Records from a collection:
■ ■ ■ ■ ■ ■ ■

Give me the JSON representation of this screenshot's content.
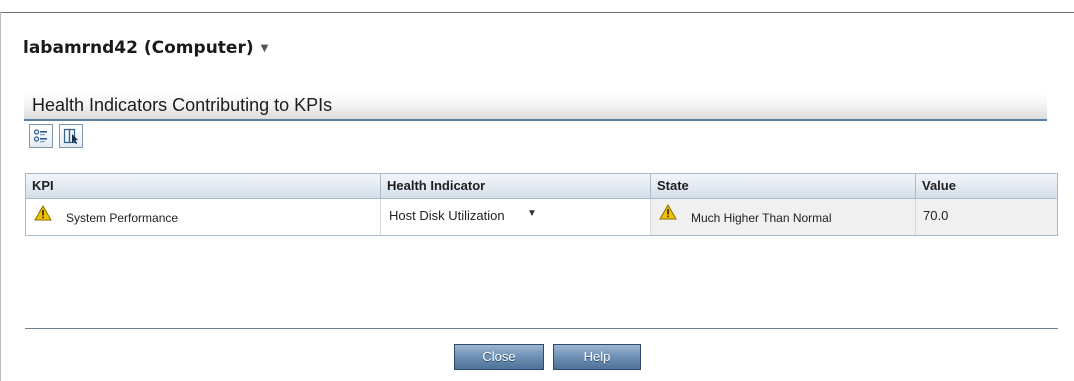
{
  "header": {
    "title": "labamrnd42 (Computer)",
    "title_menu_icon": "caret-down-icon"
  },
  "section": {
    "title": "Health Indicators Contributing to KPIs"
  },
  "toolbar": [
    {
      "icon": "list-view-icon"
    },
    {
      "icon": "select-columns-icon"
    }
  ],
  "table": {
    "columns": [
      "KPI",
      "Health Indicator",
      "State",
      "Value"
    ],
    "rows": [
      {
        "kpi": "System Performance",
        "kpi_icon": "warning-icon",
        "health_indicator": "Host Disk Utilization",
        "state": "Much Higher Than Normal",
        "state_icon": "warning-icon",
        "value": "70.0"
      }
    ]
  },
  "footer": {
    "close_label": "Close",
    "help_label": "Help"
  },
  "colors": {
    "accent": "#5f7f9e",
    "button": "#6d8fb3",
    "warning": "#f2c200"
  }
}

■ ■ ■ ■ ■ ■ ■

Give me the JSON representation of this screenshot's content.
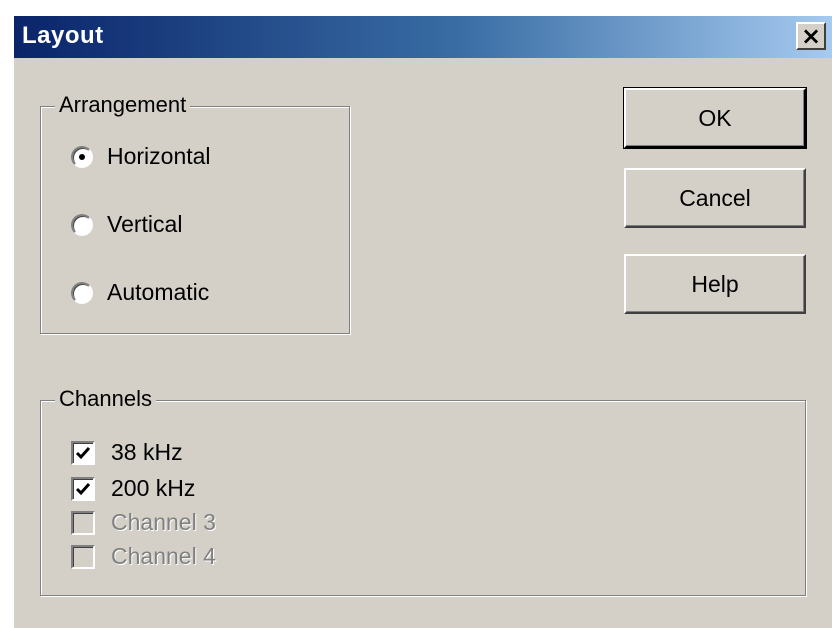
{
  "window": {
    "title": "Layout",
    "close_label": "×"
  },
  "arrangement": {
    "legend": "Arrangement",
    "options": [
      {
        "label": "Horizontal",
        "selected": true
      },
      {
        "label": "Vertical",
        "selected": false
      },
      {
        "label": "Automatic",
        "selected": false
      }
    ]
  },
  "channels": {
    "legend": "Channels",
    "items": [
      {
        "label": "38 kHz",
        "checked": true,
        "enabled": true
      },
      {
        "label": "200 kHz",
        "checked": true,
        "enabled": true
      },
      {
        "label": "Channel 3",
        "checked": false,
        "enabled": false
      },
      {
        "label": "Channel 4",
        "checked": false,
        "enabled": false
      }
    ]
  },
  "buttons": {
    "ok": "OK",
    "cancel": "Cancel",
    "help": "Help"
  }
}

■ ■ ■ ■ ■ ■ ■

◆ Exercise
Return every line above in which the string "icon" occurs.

◆ Completed exercise
    "title_menu_icon": "caret-down-icon"
      "icon": "list-view-icon"
      "icon": "select-columns-icon"
        "kpi_icon": "warning-icon",
        "state_icon": "warning-icon",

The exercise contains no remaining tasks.